‘We love collecting vernacular … it’s functional, not following a preconceived idea of what is correct. This can give it an unexpected quality … in “real” design all those elements are lost. Everything is too considered.’
Last year was Fuel’s 25th anniversary. I met them when they were students at the Royal College of Art, already attracting attention for their self-published magazine, also named Fuel – an early short profile appears in Eye no. 11 vol. 3. After graduating, they found a floor in Fournier Street, where the City of London meets the East End, opposite the house of Gilbert & George, and they have worked in Spitalfields ever since in a bare, atelier-like space. Their book Fuel Three Thousand, published in 2000, shows two photos of the studio’s entire contents piled high on a table and it gives a lasting impression of their un-designery attitude and set-up.
Fuel no. 1, ‘Girl’, spring 1991. Cover and spread from the self-initiated, large-format magazine published at the Royal College of Art by Damon Murray, Stephen Sorrell, Peter Miles and Nick Oates. From the outset, each issue had a provocative four-letter rubric.
Rick Poynor: With Fuel there was always a sense of ‘apartness’ and doing it your own way. Finding this place and remaining here was
part of that and you always seemed like a very uncompromising trio. How were you positioning yourselves in relation to the design scene?
Stephen Sorrell: That is how we saw ourselves. Everybody was in the West End and we liked the fact we were out here on the edge of the City’s financial district in a Georgian house, next to Brick Lane and the Bangladeshi community. To us this mix was a more interesting environment.
Damon Murray: I remember going to a meeting at a big advertising agency and they asked us, ‘Where’s your studio?’ We said, ‘Spitalfields’, and they’d never heard of it.
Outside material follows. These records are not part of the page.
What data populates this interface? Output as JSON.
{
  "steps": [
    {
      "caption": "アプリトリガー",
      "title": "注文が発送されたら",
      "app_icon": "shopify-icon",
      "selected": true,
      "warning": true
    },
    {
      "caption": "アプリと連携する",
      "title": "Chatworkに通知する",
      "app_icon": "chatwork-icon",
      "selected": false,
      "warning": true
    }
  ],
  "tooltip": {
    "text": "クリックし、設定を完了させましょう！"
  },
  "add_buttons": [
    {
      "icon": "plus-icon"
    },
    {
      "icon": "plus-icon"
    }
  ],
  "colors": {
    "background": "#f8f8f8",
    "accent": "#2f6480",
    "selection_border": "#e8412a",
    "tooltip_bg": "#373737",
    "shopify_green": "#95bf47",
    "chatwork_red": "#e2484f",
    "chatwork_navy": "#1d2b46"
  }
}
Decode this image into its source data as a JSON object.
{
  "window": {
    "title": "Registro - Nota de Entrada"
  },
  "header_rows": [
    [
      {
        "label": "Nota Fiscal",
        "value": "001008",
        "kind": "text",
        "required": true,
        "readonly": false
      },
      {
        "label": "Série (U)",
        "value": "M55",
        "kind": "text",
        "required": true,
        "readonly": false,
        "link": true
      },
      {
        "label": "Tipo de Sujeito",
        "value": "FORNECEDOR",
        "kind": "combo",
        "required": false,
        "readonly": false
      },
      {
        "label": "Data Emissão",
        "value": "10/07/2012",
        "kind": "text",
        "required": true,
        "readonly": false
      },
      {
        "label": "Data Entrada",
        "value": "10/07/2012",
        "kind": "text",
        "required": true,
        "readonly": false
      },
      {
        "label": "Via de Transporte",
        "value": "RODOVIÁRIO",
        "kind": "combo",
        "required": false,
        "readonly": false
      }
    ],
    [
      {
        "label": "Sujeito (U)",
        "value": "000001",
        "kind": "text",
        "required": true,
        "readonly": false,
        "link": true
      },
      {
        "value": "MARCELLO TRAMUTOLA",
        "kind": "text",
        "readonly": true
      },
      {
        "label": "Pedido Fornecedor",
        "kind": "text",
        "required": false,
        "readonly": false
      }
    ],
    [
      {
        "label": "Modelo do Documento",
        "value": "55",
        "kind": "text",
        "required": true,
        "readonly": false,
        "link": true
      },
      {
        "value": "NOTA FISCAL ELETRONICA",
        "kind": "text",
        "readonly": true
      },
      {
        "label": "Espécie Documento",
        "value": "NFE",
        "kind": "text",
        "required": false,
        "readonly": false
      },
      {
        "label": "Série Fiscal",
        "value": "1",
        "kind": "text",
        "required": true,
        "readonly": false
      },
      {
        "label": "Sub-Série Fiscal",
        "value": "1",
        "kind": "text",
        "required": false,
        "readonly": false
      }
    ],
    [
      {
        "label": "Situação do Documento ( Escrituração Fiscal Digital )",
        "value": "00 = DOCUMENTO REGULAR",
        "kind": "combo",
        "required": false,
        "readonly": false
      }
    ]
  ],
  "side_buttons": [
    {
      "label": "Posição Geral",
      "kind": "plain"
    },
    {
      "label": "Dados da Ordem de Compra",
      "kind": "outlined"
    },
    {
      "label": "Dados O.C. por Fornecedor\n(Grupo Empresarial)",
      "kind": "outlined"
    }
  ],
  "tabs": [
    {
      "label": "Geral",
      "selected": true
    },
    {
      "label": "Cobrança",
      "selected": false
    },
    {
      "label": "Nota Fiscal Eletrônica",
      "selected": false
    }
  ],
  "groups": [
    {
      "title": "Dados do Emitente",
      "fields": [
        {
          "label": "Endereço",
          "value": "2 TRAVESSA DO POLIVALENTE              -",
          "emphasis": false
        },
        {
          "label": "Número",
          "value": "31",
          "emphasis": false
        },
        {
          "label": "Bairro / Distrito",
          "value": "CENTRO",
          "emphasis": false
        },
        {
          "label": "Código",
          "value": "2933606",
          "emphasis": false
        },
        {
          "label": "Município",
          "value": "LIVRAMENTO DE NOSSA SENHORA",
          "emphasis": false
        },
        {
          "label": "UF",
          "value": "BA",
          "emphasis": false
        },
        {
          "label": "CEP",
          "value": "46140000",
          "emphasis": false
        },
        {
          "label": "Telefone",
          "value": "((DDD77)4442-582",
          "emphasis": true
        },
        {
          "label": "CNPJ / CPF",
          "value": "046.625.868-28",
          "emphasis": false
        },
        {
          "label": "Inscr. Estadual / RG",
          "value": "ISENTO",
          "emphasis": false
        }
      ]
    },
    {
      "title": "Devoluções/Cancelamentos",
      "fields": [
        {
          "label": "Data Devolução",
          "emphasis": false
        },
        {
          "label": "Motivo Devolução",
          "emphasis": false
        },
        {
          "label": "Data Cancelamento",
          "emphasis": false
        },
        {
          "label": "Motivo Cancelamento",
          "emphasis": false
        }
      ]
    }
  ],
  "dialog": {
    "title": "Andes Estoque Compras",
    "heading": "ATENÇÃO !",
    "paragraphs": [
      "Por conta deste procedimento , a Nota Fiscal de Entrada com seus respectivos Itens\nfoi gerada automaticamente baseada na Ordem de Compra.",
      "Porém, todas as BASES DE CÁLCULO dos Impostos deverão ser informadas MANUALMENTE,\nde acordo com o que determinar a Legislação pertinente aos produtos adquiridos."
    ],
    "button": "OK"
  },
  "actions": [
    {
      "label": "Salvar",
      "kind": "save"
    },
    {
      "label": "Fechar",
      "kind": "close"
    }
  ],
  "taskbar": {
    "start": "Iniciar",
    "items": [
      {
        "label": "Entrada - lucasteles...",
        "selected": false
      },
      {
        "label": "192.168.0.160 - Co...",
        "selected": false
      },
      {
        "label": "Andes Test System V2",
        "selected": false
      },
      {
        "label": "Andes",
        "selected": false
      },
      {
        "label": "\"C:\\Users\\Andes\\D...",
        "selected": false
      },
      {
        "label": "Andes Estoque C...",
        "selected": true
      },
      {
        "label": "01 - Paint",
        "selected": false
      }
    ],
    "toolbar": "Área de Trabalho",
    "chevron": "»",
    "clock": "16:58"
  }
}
This place was tumbleweed. Being in this studio, one Mac, a couple of radiators and a cold tap, it was our fortress. We had always been on the outside when we were at the Royal College because we had gelled so quickly and started to work together almost immediately. It comes down to attitude.
You need attitude to give you impetus to survive. We were never going to be employed by a traditional graphic design company and we didn’t want to be. There was nothing there for us. In order to make that kind of leap you have to define yourself.
SS: Our understanding of the power of an image – we shaved our heads and got pinstripe suits – made a strong statement as a group. I’m sure it put off more clients than it attracted, but it was quite good fun for us.
We weren’t doing it as a confrontational
thing, necessarily. It was pretty tongue-in-cheek and maybe a lot of people misread that. We wanted to have an image that somehow reflected our work and our attitude.
Page from Drawings from the Gulag, Fuel Publishing, 2010. Designed by Fuel. The drawing by Danzig Baldaev of ‘privileged prisoners’ with a cushy job (usually ordinary criminals) is one of the lighter images in a collection showing scenes of the intolerable cruelty meted out to political prisoners in the Soviet labour camps.
Rick Poynor, writer, Eye founder, London
Read the full version in Eye no. 93 vol. 24, 2017
Eye is the world’s most beautiful and collectable graphic design journal, published quarterly for professional designers, students and anyone interested in critical, informed writing about graphic design and visual culture. It is available from all good design bookshops and online at the Eye shop, where you can buy subscriptions, back issues and single copies of the latest issue. You can see what Eye 93 looks like at Eye before You Buy on Vimeo.